Everything Little Thing is Going to Be All Right (B. Marley)
March 29, 2014
Do I still have rough seasons? By all means, and you will hear about it here when it happens. In fact, I've just come through a difficult time. Too many suicide debriefings, health issues, an unusually cold, long winter and a close encounter with accidental carbon monoxide poisoning over the holidays caused by a leak in my manifold exhaust system did a number on me, sent me spiraling downward. In other words, stress caused my PTSD to briefly reemerge.
Of course, when these rare episodes happen no one truly realizes this but me, and those closest to me. I gain weight, don't eat right, and feel tired all the time. I procrastinate, watch too much television, don't exercise, and basically don't get much done but survival.
Behind it all is fear, I suppose. Fear of growing older, fear that my dreams won't come true, fear, fear, fear. That is at the root of the Traumatic Stress Response. It's like a deer being caught in the headlights. You simply don't know which way to move.
When it happens it is usually when someone dies or we get attacked somehow, like someone robbing our house or being blamed for something I didn't do with no way to heal the situation. Actually more of us suffer from this than we realize. New studies are showing that the majority of people now suffer this kind of mild PTSD because life is more stressful than we think. A lot of little things that happen to us can be just as bad as one big thing.
Thankfully, I'm getting my life back. I always do. But it takes work, one step at a time. I'm sure the problems will reemerge some day in the future. I'll know what to do. After all, healing is an ongoing process, never totally done. The creative life is not a destination whereupon you arrive, sit down, and gaze upon your surroundings. It is a continual daily process, a balancing act, and a way of looking at the world.
Writing is a very profound part of that daily process. When my clients are struggling to heal I often ask them to journal. It helps them organize their thoughts, clarify their feelings, and disperses their anger and hostility.
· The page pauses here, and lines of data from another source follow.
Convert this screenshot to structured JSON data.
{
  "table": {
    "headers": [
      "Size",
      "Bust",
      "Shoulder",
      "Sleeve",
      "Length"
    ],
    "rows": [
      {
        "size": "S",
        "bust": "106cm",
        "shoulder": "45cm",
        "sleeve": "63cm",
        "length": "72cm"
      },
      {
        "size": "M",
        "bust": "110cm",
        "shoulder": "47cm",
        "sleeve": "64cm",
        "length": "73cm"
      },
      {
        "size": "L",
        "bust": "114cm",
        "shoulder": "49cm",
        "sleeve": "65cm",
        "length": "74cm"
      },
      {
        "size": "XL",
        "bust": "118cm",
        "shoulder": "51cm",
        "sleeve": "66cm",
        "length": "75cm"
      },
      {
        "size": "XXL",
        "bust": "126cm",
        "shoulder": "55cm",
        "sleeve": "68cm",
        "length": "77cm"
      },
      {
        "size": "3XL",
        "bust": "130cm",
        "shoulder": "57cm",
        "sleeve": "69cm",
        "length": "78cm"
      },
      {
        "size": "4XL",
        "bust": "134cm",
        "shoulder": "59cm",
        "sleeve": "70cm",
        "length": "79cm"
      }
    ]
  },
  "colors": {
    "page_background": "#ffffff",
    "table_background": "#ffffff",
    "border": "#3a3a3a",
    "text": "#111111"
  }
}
Other times, I've seen writing simply fuel the flames. The student who massacred all those kids at Virginia Tech wrote terribly violent, graphic essays in his English class. Too worried about "freedom of speech" and stifling his creativity, no one thought to call the school psychologist.
It all depends on what we write. Write garbage and you will become a garbage pail. Write beautifully and you will become beautiful. Of course, if you are a garbage pail, garbage is all you'll be able to produce.
This last go round led me to rewrite the ending of River in My Blood, much to my agent's delight. The rewrite made the novel less dark and restored a happier ending. At the time I wrote it I thought I was being faithful to my characters and the story in my head. But what I realized was that I had stored up a lot of garbage and I was dumping it on my readers! Not good.
I think rewriting the ending was a statement for me, a statement that life does turn out alright in the end if we choose for it to, no matter what happens to us. In essence, we write the ending to our own stories, interpreting our lives as we choose in either darkness or light.
I choose light. I choose to live with the belief that no matter what happens to me, "everything little thing is going to be all right." (B. Marley)